EU Referendum: all about nationalism & xenophobia
It was frightening to see in the EU Referendum the effectiveness of a single slogan being repeated over and over and over and over again: ‘Let’s take back control’ with ‘over immigrants’ being the sous-entendu.
Therein lies by the way my slight nuance that the decision was largely taken by people who have felt left behind. A very close look at and some recalculations of the Ashcroft Poll which is the only detailed exit poll easily available on the Referendum illustrates the point that it was all about nationalism, xenophobia, even racism.
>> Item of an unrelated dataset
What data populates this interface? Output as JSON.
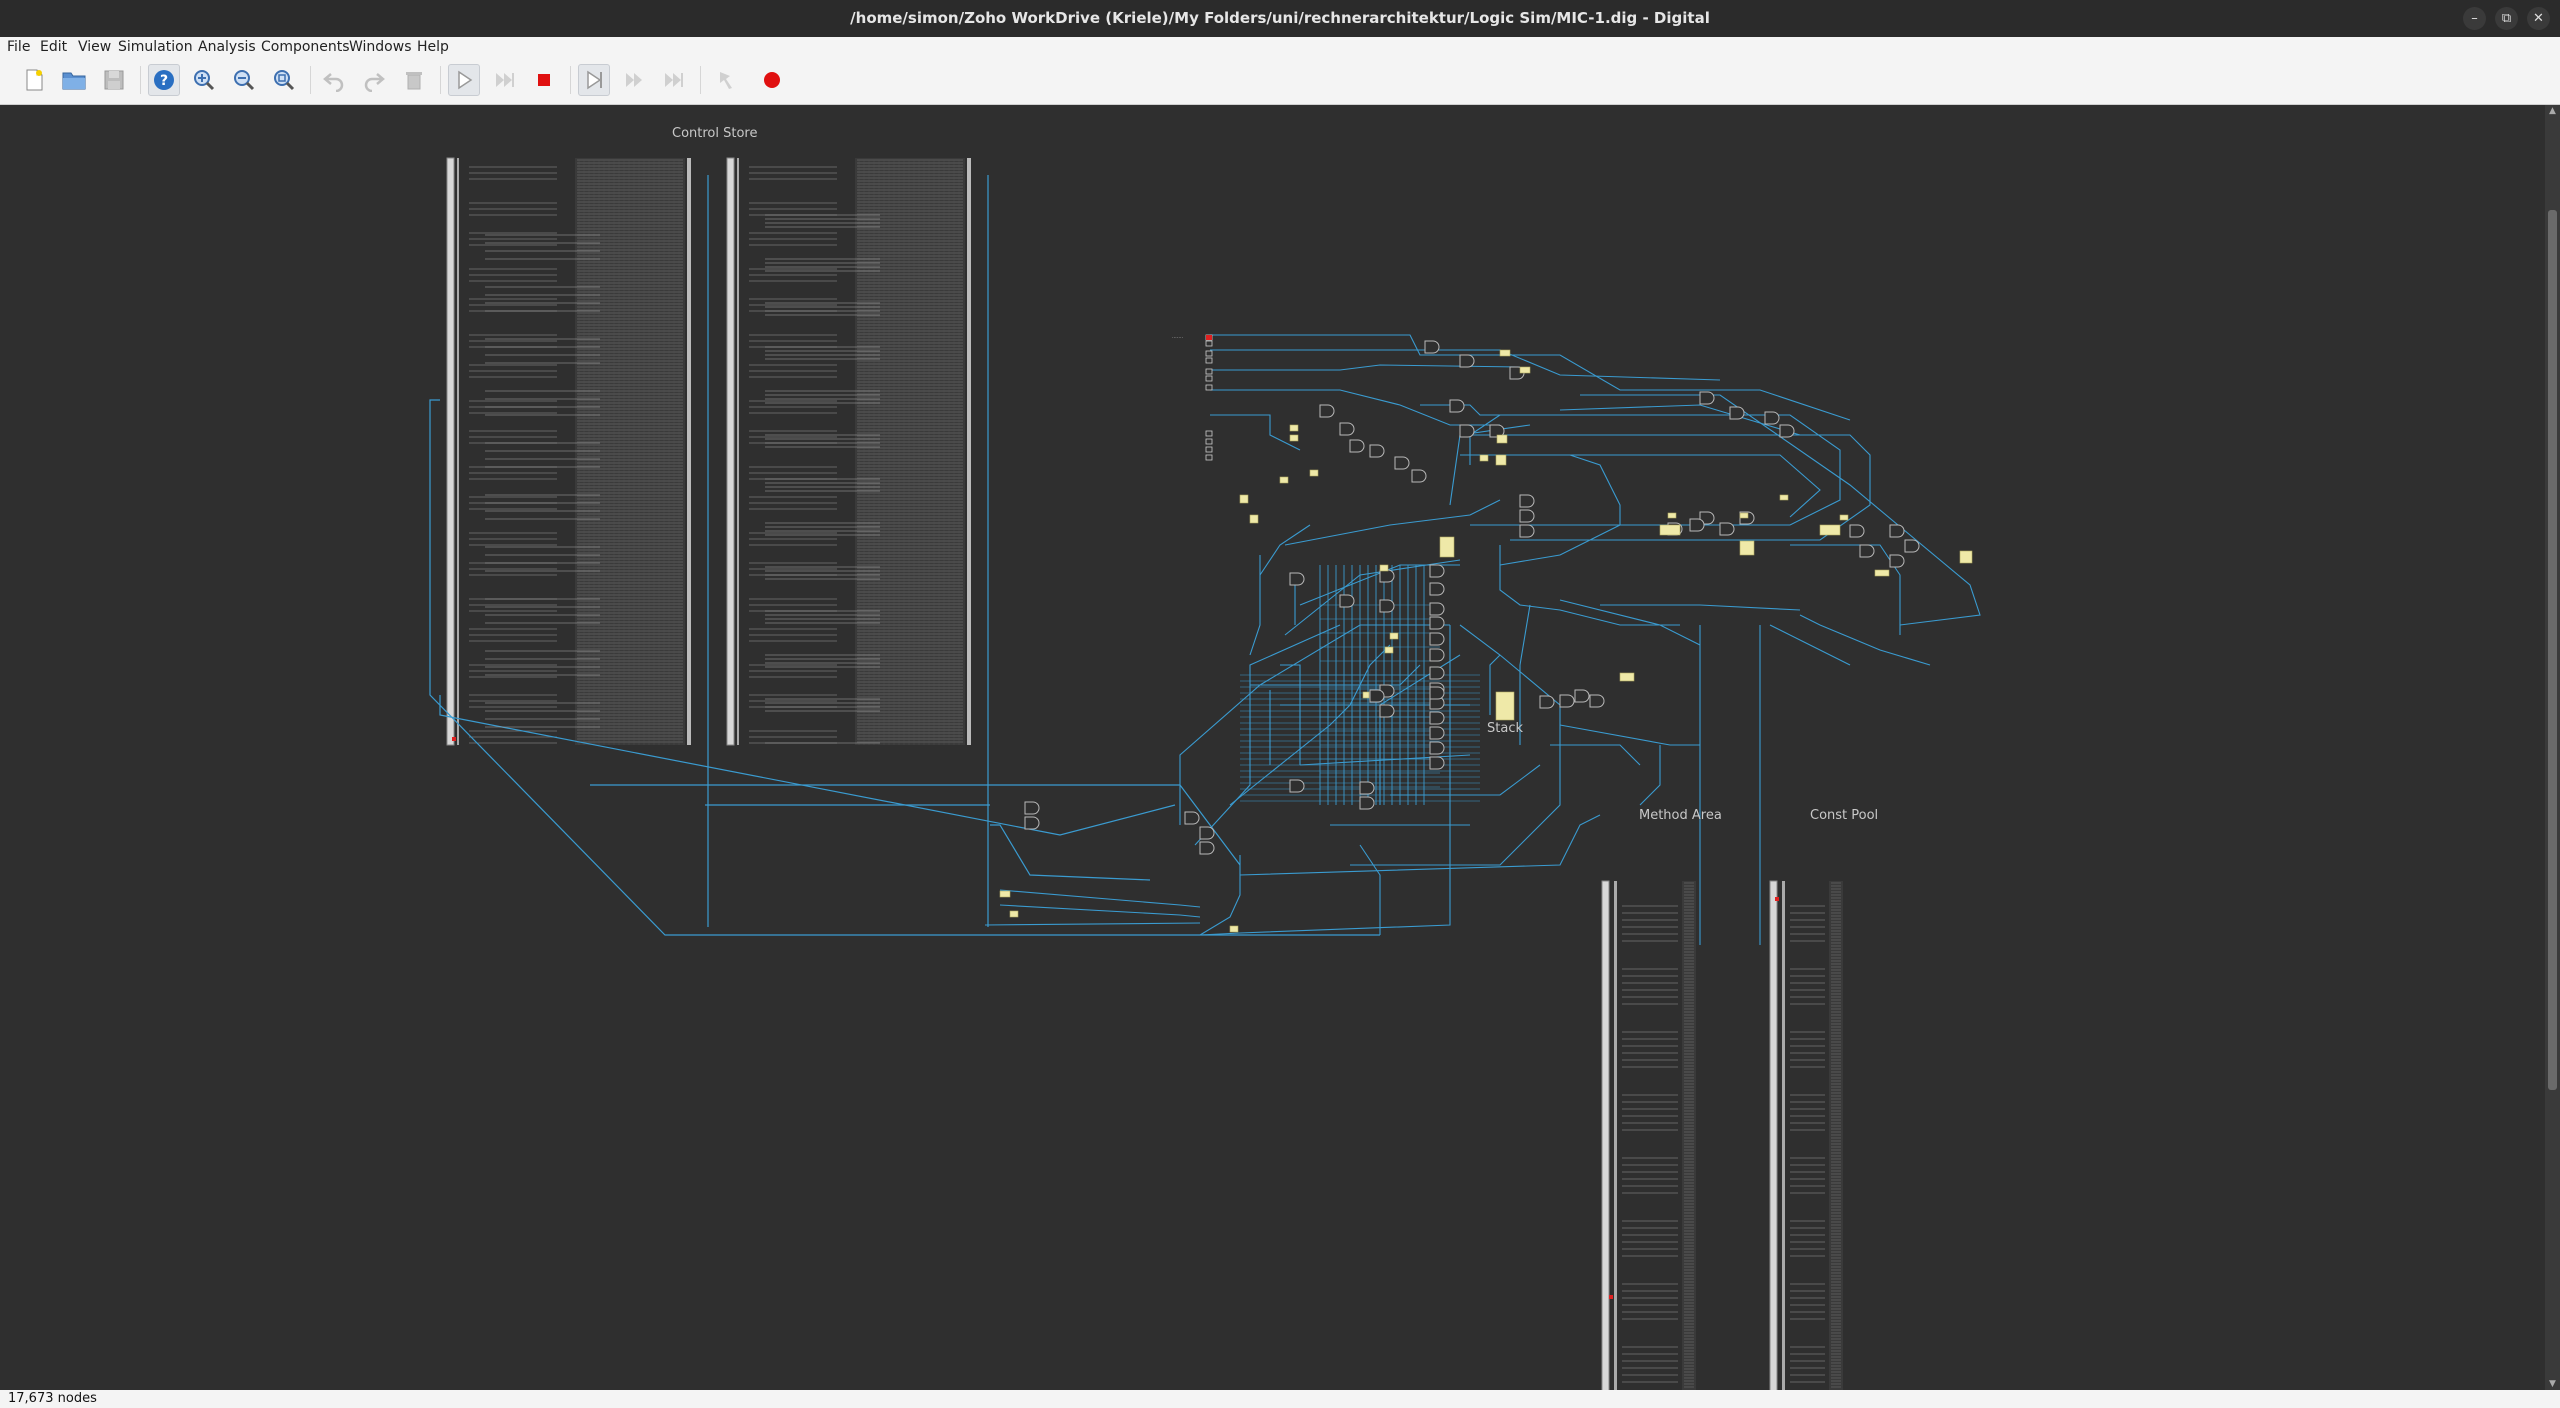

‘Immigration’ and ‘Multi-culturalism’ were by far the most outstanding gripes in the ‘forces for ill’ versus ‘forces for good’ survey on last Friday. That was indeed to be expected from the less-prosperous and less-educated elements of society. However, it permeates through all levels of education and ABC economic classification. Incredibly, among the higher-university educated (doctorates, advanced degrees etc.), one-in-three see Immigration as a ‘force of ill’ and one-in-four see Multi-culturalism as the problem (the numbers are higher for the ‘merely’ university educated and much higher clearly for the secondary-school-only and below). 80% or more of the people who expressed those views voted for Leave.
Put differently, this was not just a movement of soccer hooligans and ‘white van man’. Of every ten Leave voters, 4 were Conservative, 2 Labour and 3 UKIP. 58% of Conservatives voted Leave, 37% of Labour, 30% of Lib-Dems and 96% of UKIP.